In order to push wide spread EMV use in the US, the cards brands will shift liability in October 2015, any parties that haven’t deployed the system will be held liable in the case of fraudulent transactions.
A security engineering professor at Cambridge University with 25 years experience in payment systems security, Ross Anderson points out that EMV specification suffers from regulatory and security issues some of which have been exploited in real-world attacks. On Thursday, at the Blackhat security conference in Las Vegas, Anderson suggested two types of attacks possible agains EMV implementations. He suggests that Banks have tried to label these as impractical or too complex for for cyber-criminals to carry out. The two examples are”preplay” and “no PIN”.
The sophisticated EMV attacks that Anderson warns against are not usually used by criminals since its much easier to abuse the EMV today because the countries in which the system is not deployed the current system is also designed to work with payment terminals and ATMs. However, with the authorities pushing to deploy EMV, these attacks are a real possibility.
In light of the better consumer protection offered in the US, compared to Europe, it will be interesting to see if banks in the US will try to shift liability to consumers for PIN authorized EMV transactions.
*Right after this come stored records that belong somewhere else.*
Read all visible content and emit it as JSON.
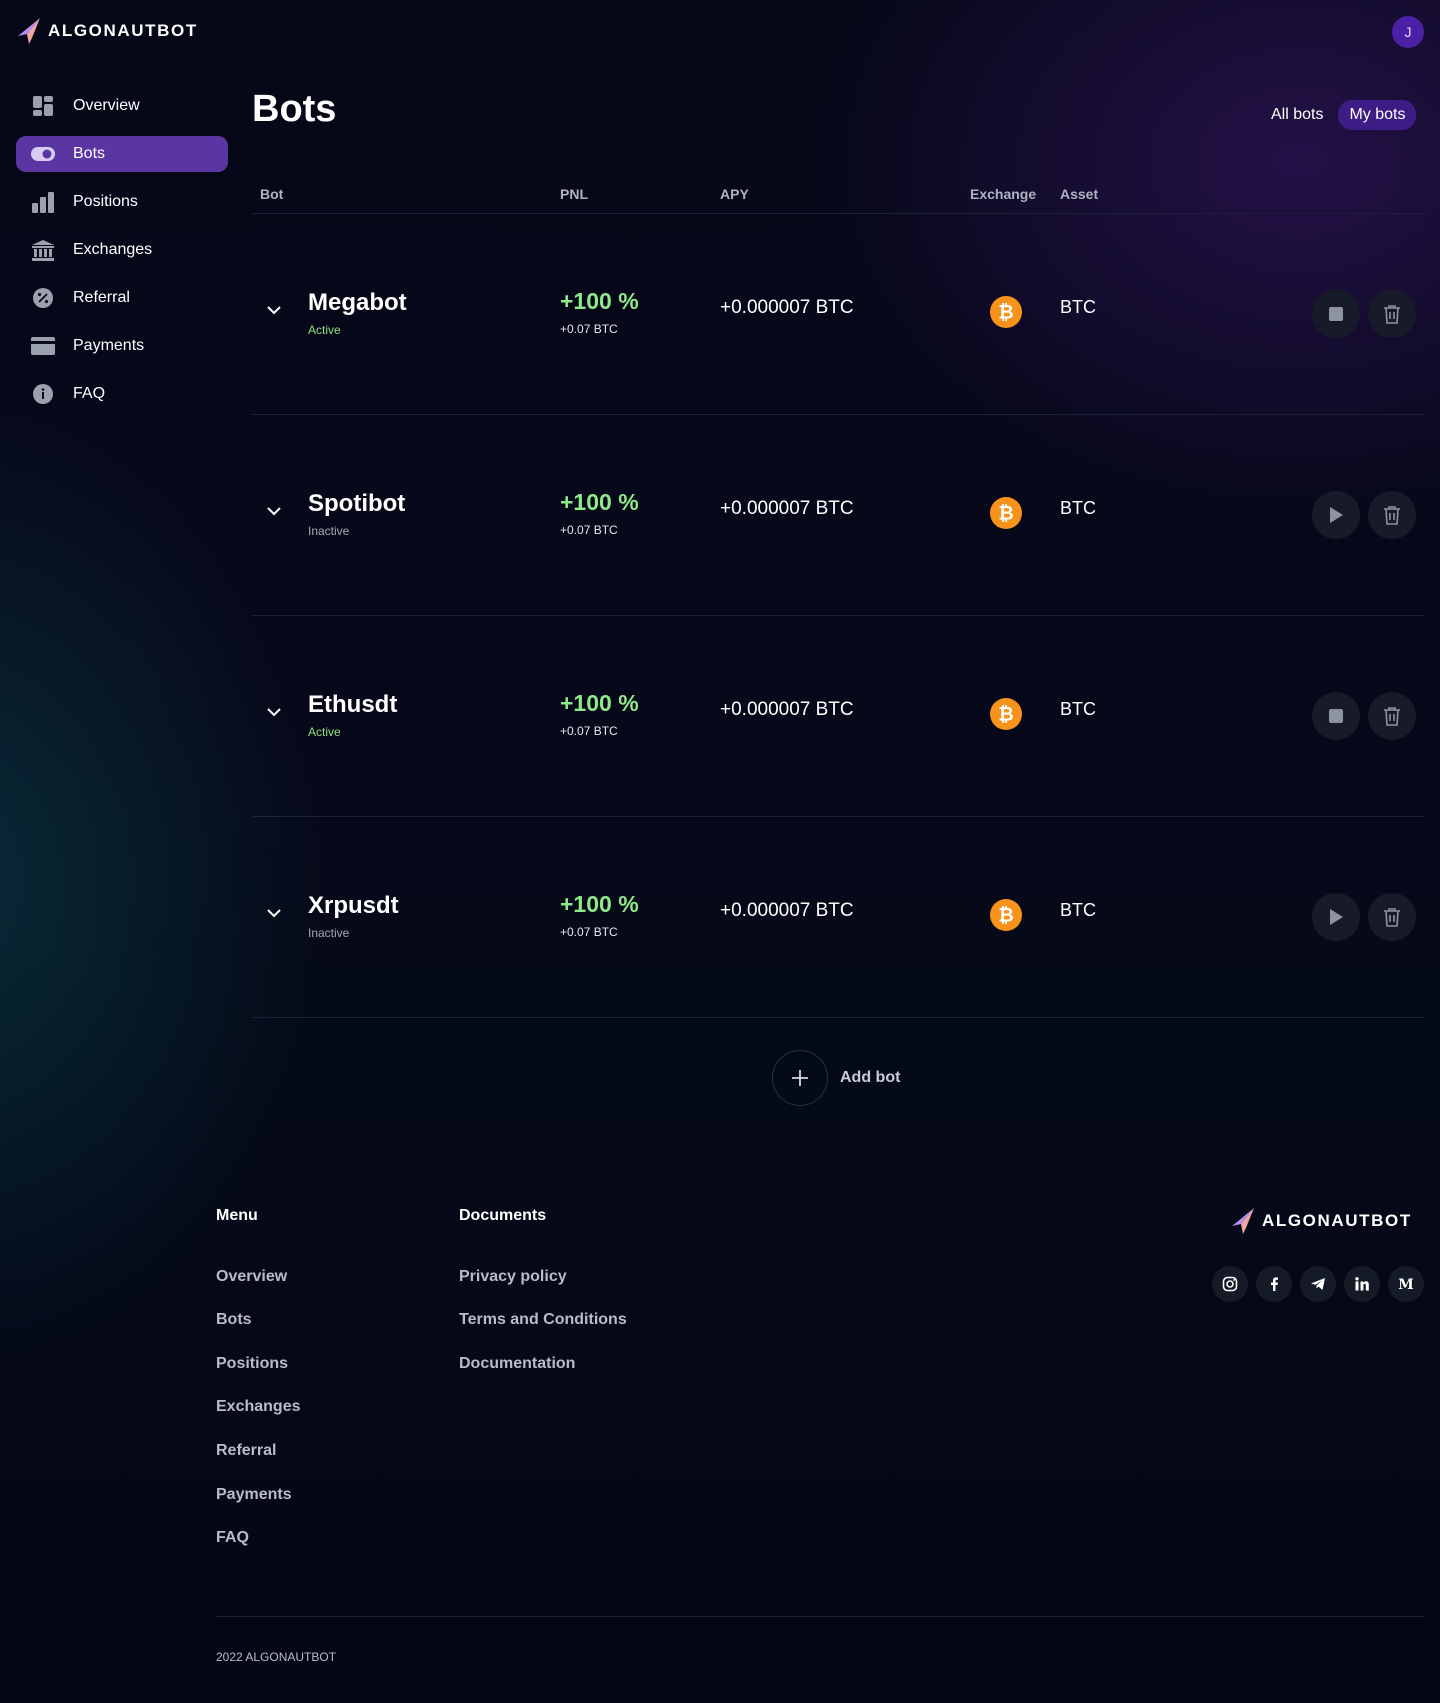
{
  "brand": {
    "name": "ALGONAUTBOT"
  },
  "user": {
    "avatar_initial": "J",
    "avatar_color": "#4b1fa6"
  },
  "colors": {
    "accent": "#5b36a3",
    "positive": "#8fe889",
    "coin": "#f7931a"
  },
  "sidebar": {
    "items": [
      {
        "label": "Overview",
        "icon": "overview-icon"
      },
      {
        "label": "Bots",
        "icon": "toggle-icon",
        "active": true
      },
      {
        "label": "Positions",
        "icon": "bar-chart-icon"
      },
      {
        "label": "Exchanges",
        "icon": "bank-icon"
      },
      {
        "label": "Referral",
        "icon": "percent-icon"
      },
      {
        "label": "Payments",
        "icon": "card-icon"
      },
      {
        "label": "FAQ",
        "icon": "info-icon"
      }
    ]
  },
  "page": {
    "title": "Bots"
  },
  "filter": {
    "all": "All bots",
    "mine": "My bots",
    "selected": "My bots"
  },
  "table": {
    "headers": {
      "bot": "Bot",
      "pnl": "PNL",
      "apy": "APY",
      "exchange": "Exchange",
      "asset": "Asset"
    },
    "rows": [
      {
        "name": "Megabot",
        "status": "Active",
        "pnl": "+100 %",
        "pnl_sub": "+0.07 BTC",
        "apy": "+0.000007 BTC",
        "exchange_icon": "bitcoin-icon",
        "asset": "BTC",
        "action": "stop"
      },
      {
        "name": "Spotibot",
        "status": "Inactive",
        "pnl": "+100 %",
        "pnl_sub": "+0.07 BTC",
        "apy": "+0.000007 BTC",
        "exchange_icon": "bitcoin-icon",
        "asset": "BTC",
        "action": "play"
      },
      {
        "name": "Ethusdt",
        "status": "Active",
        "pnl": "+100 %",
        "pnl_sub": "+0.07 BTC",
        "apy": "+0.000007 BTC",
        "exchange_icon": "bitcoin-icon",
        "asset": "BTC",
        "action": "stop"
      },
      {
        "name": "Xrpusdt",
        "status": "Inactive",
        "pnl": "+100 %",
        "pnl_sub": "+0.07 BTC",
        "apy": "+0.000007 BTC",
        "exchange_icon": "bitcoin-icon",
        "asset": "BTC",
        "action": "play"
      }
    ]
  },
  "add_bot": {
    "label": "Add bot"
  },
  "footer": {
    "menu_title": "Menu",
    "menu": [
      "Overview",
      "Bots",
      "Positions",
      "Exchanges",
      "Referral",
      "Payments",
      "FAQ"
    ],
    "documents_title": "Documents",
    "documents": [
      "Privacy policy",
      "Terms and Conditions",
      "Documentation"
    ],
    "brand": "ALGONAUTBOT",
    "socials": [
      "instagram-icon",
      "facebook-icon",
      "telegram-icon",
      "linkedin-icon",
      "medium-icon"
    ],
    "copyright": "2022 ALGONAUTBOT"
  }
}
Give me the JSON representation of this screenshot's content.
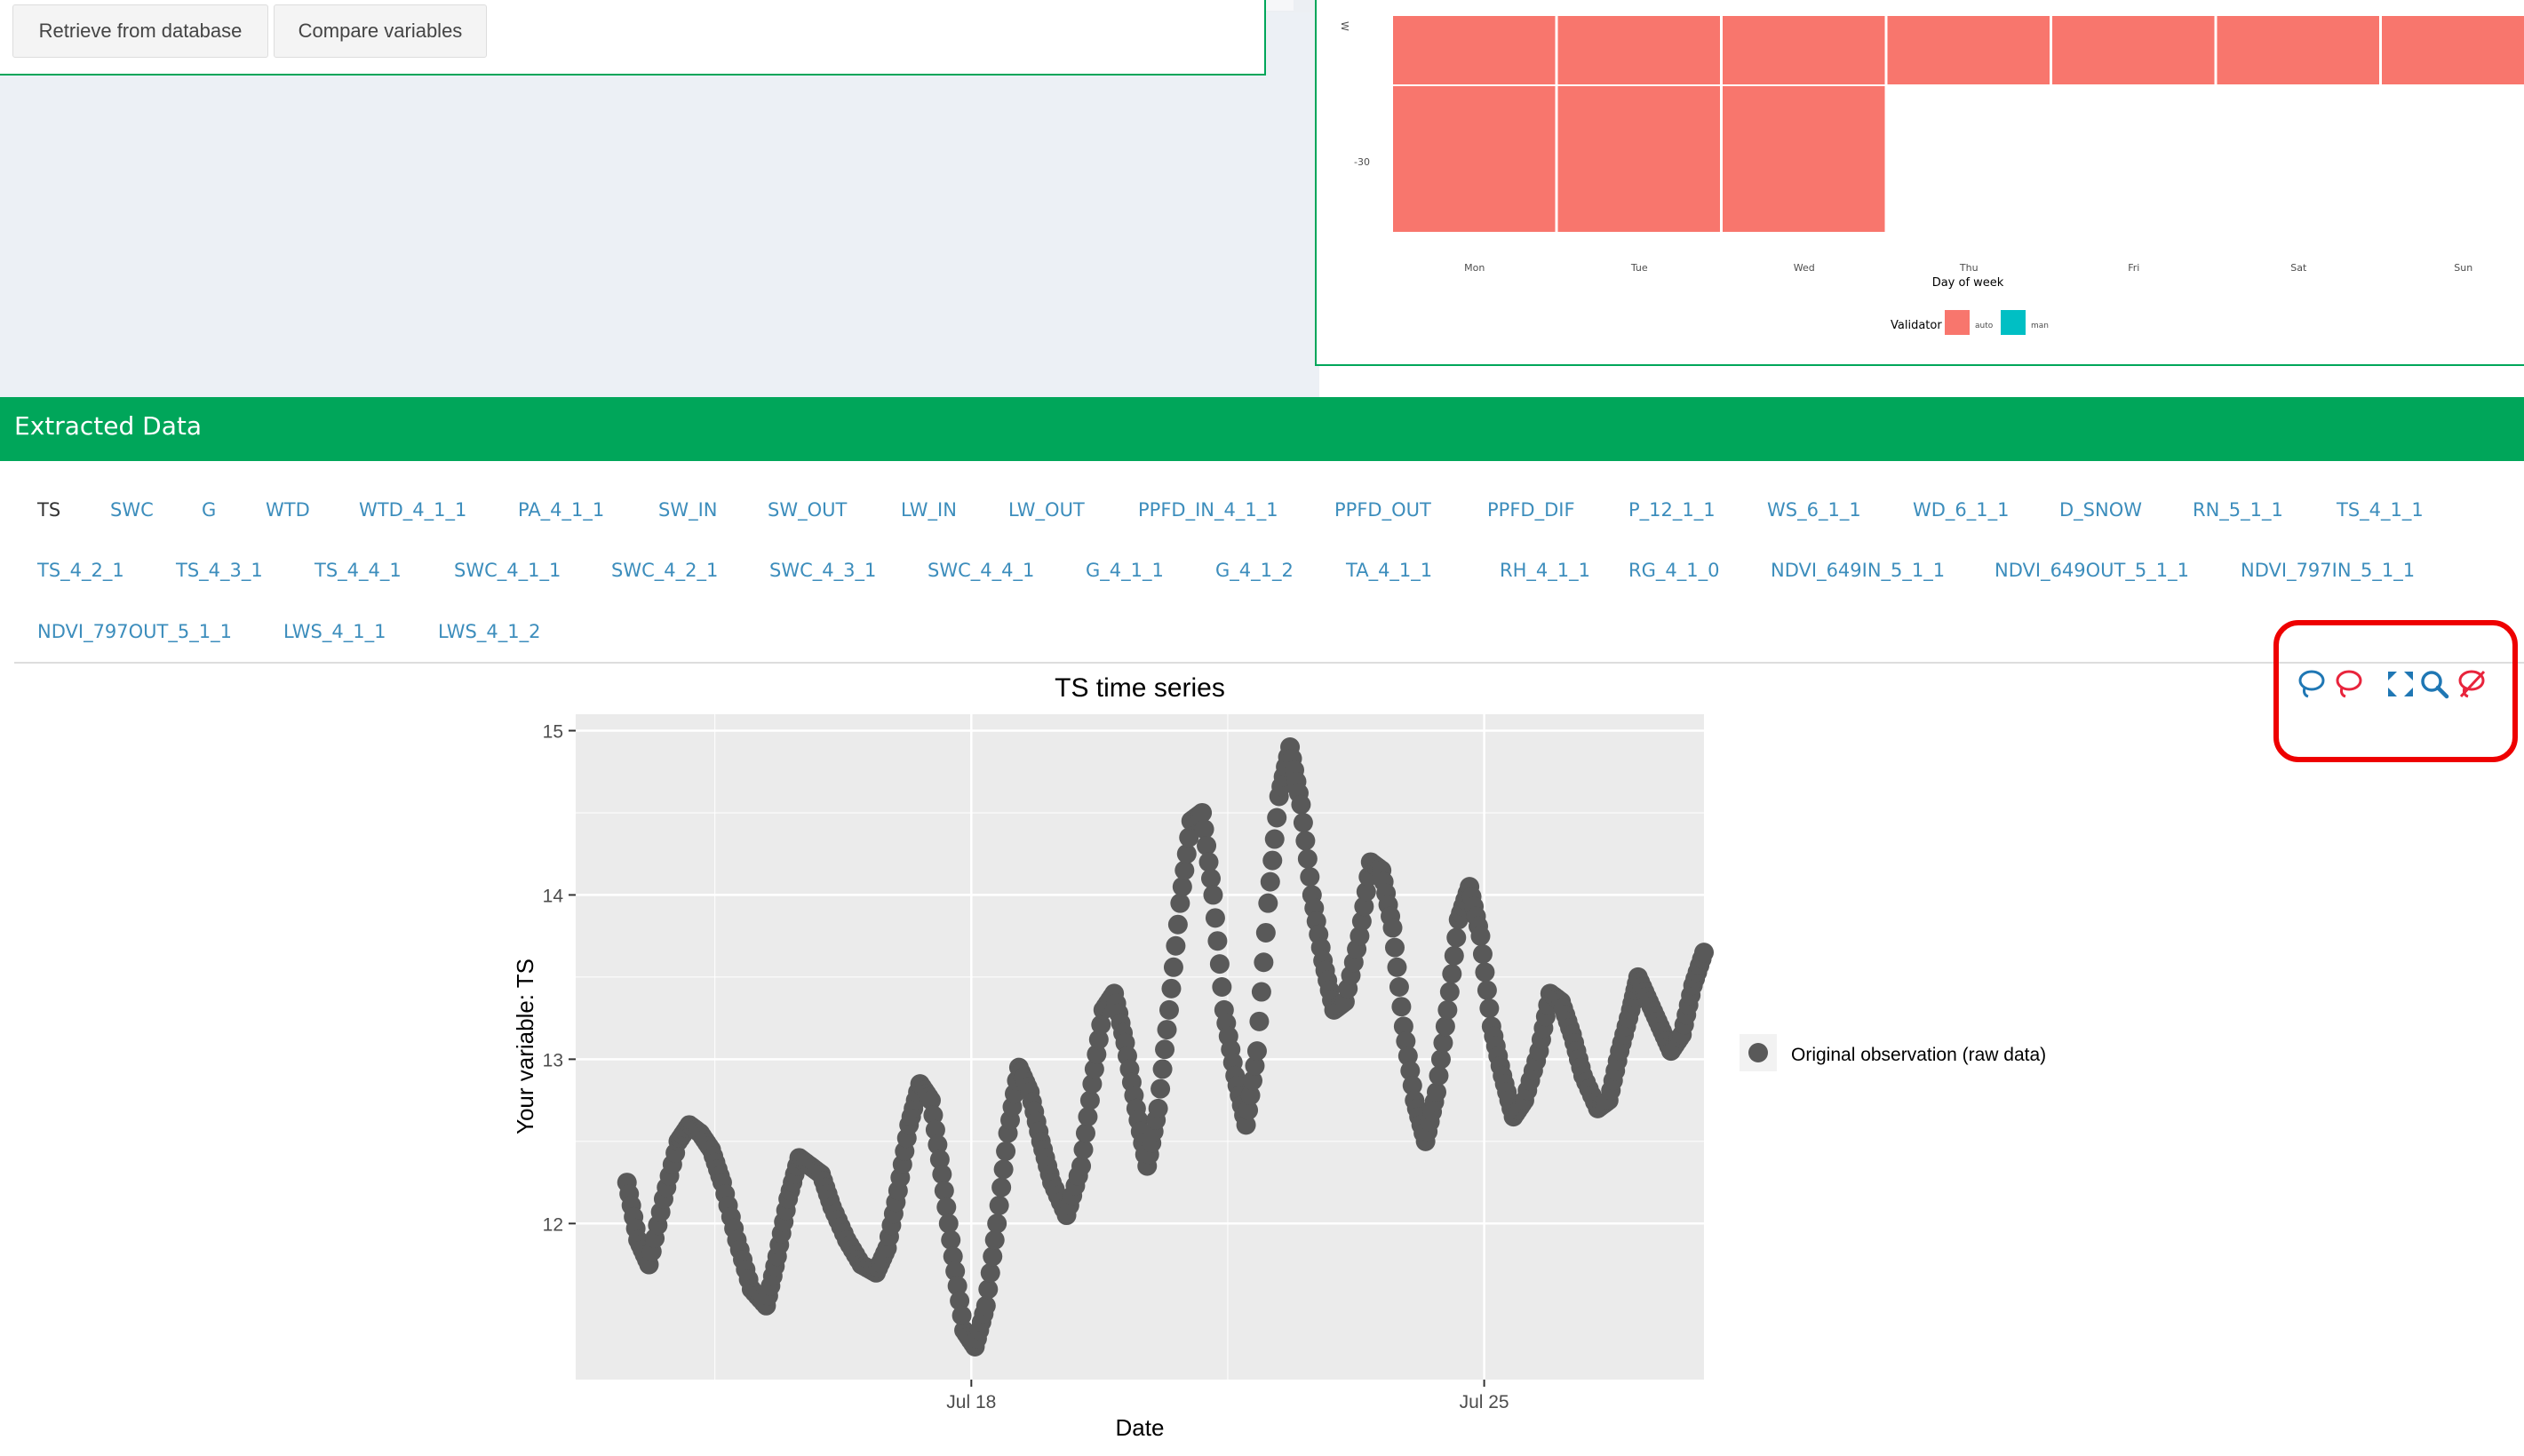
{
  "buttons": {
    "retrieve": "Retrieve from database",
    "compare": "Compare variables"
  },
  "heatmap": {
    "xlabel": "Day of week",
    "days": [
      "Mon",
      "Tue",
      "Wed",
      "Thu",
      "Fri",
      "Sat",
      "Sun"
    ],
    "ytick": "-30",
    "legend_title": "Validator",
    "legend_items": [
      {
        "label": "auto",
        "color": "#f8766d"
      },
      {
        "label": "man",
        "color": "#00bfc4"
      }
    ],
    "cell_color": "#f8766d"
  },
  "section": {
    "title": "Extracted Data"
  },
  "tabs": {
    "active": "TS",
    "row1": [
      "TS",
      "SWC",
      "G",
      "WTD",
      "WTD_4_1_1",
      "PA_4_1_1",
      "SW_IN",
      "SW_OUT",
      "LW_IN",
      "LW_OUT",
      "PPFD_IN_4_1_1",
      "PPFD_OUT",
      "PPFD_DIF",
      "P_12_1_1",
      "WS_6_1_1",
      "WD_6_1_1",
      "D_SNOW",
      "RN_5_1_1",
      "TS_4_1_1"
    ],
    "row2": [
      "TS_4_2_1",
      "TS_4_3_1",
      "TS_4_4_1",
      "SWC_4_1_1",
      "SWC_4_2_1",
      "SWC_4_3_1",
      "SWC_4_4_1",
      "G_4_1_1",
      "G_4_1_2",
      "TA_4_1_1",
      "RH_4_1_1",
      "RG_4_1_0",
      "NDVI_649IN_5_1_1",
      "NDVI_649OUT_5_1_1",
      "NDVI_797IN_5_1_1"
    ],
    "row3": [
      "NDVI_797OUT_5_1_1",
      "LWS_4_1_1",
      "LWS_4_1_2"
    ]
  },
  "toolbar": {
    "icons": [
      "lasso-select-icon",
      "lasso-deselect-icon",
      "autoscale-icon",
      "zoom-icon",
      "reset-selection-icon"
    ],
    "colors": {
      "blue": "#1f77b4",
      "red": "#e8243c"
    }
  },
  "chart_data": {
    "type": "scatter",
    "title": "TS time series",
    "xlabel": "Date",
    "ylabel": "Your variable: TS",
    "x_ticks": [
      "Jul 18",
      "Jul 25"
    ],
    "x_tick_days": [
      18,
      25
    ],
    "xlim": [
      12.6,
      28.0
    ],
    "y_ticks": [
      12,
      13,
      14,
      15
    ],
    "ylim": [
      11.05,
      15.1
    ],
    "point_color": "#595959",
    "legend": {
      "label": "Original observation (raw data)",
      "position": "right"
    },
    "series": [
      {
        "name": "Original observation (raw data)",
        "points": [
          [
            13.3,
            12.25
          ],
          [
            13.45,
            11.9
          ],
          [
            13.6,
            11.75
          ],
          [
            13.8,
            12.15
          ],
          [
            14.0,
            12.5
          ],
          [
            14.15,
            12.6
          ],
          [
            14.3,
            12.55
          ],
          [
            14.45,
            12.45
          ],
          [
            14.6,
            12.25
          ],
          [
            14.8,
            11.9
          ],
          [
            15.0,
            11.6
          ],
          [
            15.2,
            11.5
          ],
          [
            15.35,
            11.8
          ],
          [
            15.5,
            12.15
          ],
          [
            15.65,
            12.4
          ],
          [
            15.8,
            12.35
          ],
          [
            15.95,
            12.3
          ],
          [
            16.1,
            12.1
          ],
          [
            16.3,
            11.9
          ],
          [
            16.5,
            11.75
          ],
          [
            16.7,
            11.7
          ],
          [
            16.85,
            11.85
          ],
          [
            17.0,
            12.2
          ],
          [
            17.15,
            12.6
          ],
          [
            17.3,
            12.85
          ],
          [
            17.45,
            12.75
          ],
          [
            17.6,
            12.3
          ],
          [
            17.75,
            11.8
          ],
          [
            17.9,
            11.35
          ],
          [
            18.05,
            11.25
          ],
          [
            18.2,
            11.5
          ],
          [
            18.35,
            12.0
          ],
          [
            18.5,
            12.55
          ],
          [
            18.65,
            12.95
          ],
          [
            18.8,
            12.8
          ],
          [
            18.95,
            12.5
          ],
          [
            19.1,
            12.25
          ],
          [
            19.3,
            12.05
          ],
          [
            19.5,
            12.35
          ],
          [
            19.65,
            12.85
          ],
          [
            19.8,
            13.3
          ],
          [
            19.95,
            13.4
          ],
          [
            20.1,
            13.1
          ],
          [
            20.25,
            12.7
          ],
          [
            20.4,
            12.35
          ],
          [
            20.55,
            12.7
          ],
          [
            20.7,
            13.3
          ],
          [
            20.85,
            13.95
          ],
          [
            21.0,
            14.45
          ],
          [
            21.15,
            14.5
          ],
          [
            21.3,
            14.0
          ],
          [
            21.45,
            13.3
          ],
          [
            21.6,
            12.9
          ],
          [
            21.75,
            12.6
          ],
          [
            21.9,
            13.05
          ],
          [
            22.05,
            13.95
          ],
          [
            22.2,
            14.6
          ],
          [
            22.35,
            14.9
          ],
          [
            22.5,
            14.55
          ],
          [
            22.65,
            14.0
          ],
          [
            22.8,
            13.6
          ],
          [
            22.95,
            13.3
          ],
          [
            23.1,
            13.35
          ],
          [
            23.3,
            13.75
          ],
          [
            23.45,
            14.2
          ],
          [
            23.6,
            14.15
          ],
          [
            23.75,
            13.8
          ],
          [
            23.9,
            13.2
          ],
          [
            24.05,
            12.75
          ],
          [
            24.2,
            12.5
          ],
          [
            24.35,
            12.8
          ],
          [
            24.5,
            13.3
          ],
          [
            24.65,
            13.85
          ],
          [
            24.8,
            14.05
          ],
          [
            24.95,
            13.75
          ],
          [
            25.1,
            13.2
          ],
          [
            25.25,
            12.9
          ],
          [
            25.4,
            12.65
          ],
          [
            25.55,
            12.75
          ],
          [
            25.75,
            13.05
          ],
          [
            25.9,
            13.4
          ],
          [
            26.05,
            13.35
          ],
          [
            26.2,
            13.15
          ],
          [
            26.35,
            12.9
          ],
          [
            26.55,
            12.7
          ],
          [
            26.7,
            12.75
          ],
          [
            26.85,
            13.05
          ],
          [
            27.0,
            13.3
          ],
          [
            27.1,
            13.5
          ],
          [
            27.25,
            13.35
          ],
          [
            27.4,
            13.2
          ],
          [
            27.55,
            13.05
          ],
          [
            27.7,
            13.15
          ],
          [
            27.85,
            13.45
          ],
          [
            28.0,
            13.65
          ]
        ]
      }
    ]
  }
}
He further explained that EMV specification in the present day is quite complex and thus mistakes can be made in its implementation, he suggested that it is not necessary that transactions will be safer using EMV, you can make a good or a bad system using EMV depending on how much attention you pay.
Zaichkowsky suggests that one technology that has a better chance in preventing attackers is end-to-end encryption from the card reader to the payment processor’s back end systems. Similar suggestions have been made by other security experts for years, but adoption is slow since it requires POS terminals with new ones that support the new technology. Zaichkowsky says that since now in the US many will have to change their terminals to support EMV, it would be better to choose terminals that offer data encryption at the reader.